Ever wonder what percentage of people are clicking on those e-mails leading to fraudulent bank log-in pages? The answer is a very small percentage-but more than enough for phishers to still make a killing.
New research from security firm (PDF) Trusteer shows that once users had been lured to a phishing site, some 45 percent entered their log-in information. These findings, taken during a three-month analysis, are based on a sample of more than 3 million users of Trusteer's Rapport browser security service who are customers of 10 large U.S. and European banks.
Each phishing attack compromises a very small number of customers (0.000564 percent), but due to the large number of phishing attacks, the aggregated number is significant. Overall, 0.47 percent of the banks' customers fall victim to phishing attacks each year, translating to between $2.4 million and $9.4 million in annual losses per million online banking customers.
With that kind of money at stake, it is important that both businesses and consumers learn to recognize phishing e-mails when they see them.

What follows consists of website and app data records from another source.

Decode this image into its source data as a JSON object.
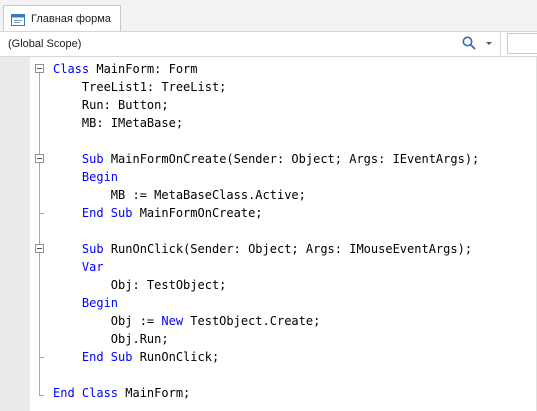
{
  "tab": {
    "label": "Главная форма",
    "icon": "form-window-icon"
  },
  "scope": {
    "selected": "(Global Scope)",
    "search_icon": "search-icon",
    "arrow_icon": "chevron-down-icon"
  },
  "method": {
    "selected": ""
  },
  "colors": {
    "keyword": "#0000ff",
    "text": "#000000",
    "gutter": "#ebebeb"
  },
  "code": {
    "lines": [
      [
        {
          "t": "Class",
          "k": true
        },
        {
          "t": " MainForm: Form"
        }
      ],
      [
        {
          "t": "    TreeList1: TreeList;"
        }
      ],
      [
        {
          "t": "    Run: Button;"
        }
      ],
      [
        {
          "t": "    MB: IMetaBase;"
        }
      ],
      [
        {
          "t": ""
        }
      ],
      [
        {
          "t": "    "
        },
        {
          "t": "Sub",
          "k": true
        },
        {
          "t": " MainFormOnCreate(Sender: Object; Args: IEventArgs);"
        }
      ],
      [
        {
          "t": "    "
        },
        {
          "t": "Begin",
          "k": true
        }
      ],
      [
        {
          "t": "        MB := MetaBaseClass.Active;"
        }
      ],
      [
        {
          "t": "    "
        },
        {
          "t": "End Sub",
          "k": true
        },
        {
          "t": " MainFormOnCreate;"
        }
      ],
      [
        {
          "t": ""
        }
      ],
      [
        {
          "t": "    "
        },
        {
          "t": "Sub",
          "k": true
        },
        {
          "t": " RunOnClick(Sender: Object; Args: IMouseEventArgs);"
        }
      ],
      [
        {
          "t": "    "
        },
        {
          "t": "Var",
          "k": true
        }
      ],
      [
        {
          "t": "        Obj: TestObject;"
        }
      ],
      [
        {
          "t": "    "
        },
        {
          "t": "Begin",
          "k": true
        }
      ],
      [
        {
          "t": "        Obj := "
        },
        {
          "t": "New",
          "k": true
        },
        {
          "t": " TestObject.Create;"
        }
      ],
      [
        {
          "t": "        Obj.Run;"
        }
      ],
      [
        {
          "t": "    "
        },
        {
          "t": "End Sub",
          "k": true
        },
        {
          "t": " RunOnClick;"
        }
      ],
      [
        {
          "t": ""
        }
      ],
      [
        {
          "t": "End Class",
          "k": true
        },
        {
          "t": " MainForm;"
        }
      ]
    ]
  }
}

In an enterprise environment, that process begins with training.
"Engage the user base when developing a training program [and] view training programs as marketing campaigns to sell security," advised Rohyt Belani, CEO of Intrepidus. "Teach people through first-hand experience [mock phishing exercises followed with instant training/feedback] rather than boring sessions and poster campaigns that couch dos and don'ts."
He also suggested rewarding users who consistently dodge phishing attacks, rather than simply penalizing those who do not.
"People should have a basic level of suspicion associated with e-mail and understand that just because the 'from' address looks authentic, the e-mail contains a personalized salutation and the content is in appropriate context that it is not necessarily where or whom it claims to be from," he told eWEEK. "This will instill a thorough process of evaluation before acting on e-mail."
However, phishing scams are getting more difficult to detect, particularly in cases of spear phishing, which are targeted attacks, noted Scott Crawford, an analyst with Enterprise Management Associates.
"Message filtration technologies help with this, but as far as awareness goes, users should consider just about any message suspect unless it contains detail that would only be known to the sender [and] recipient-and even then, a skillfully crafted attack can look very believable," he said.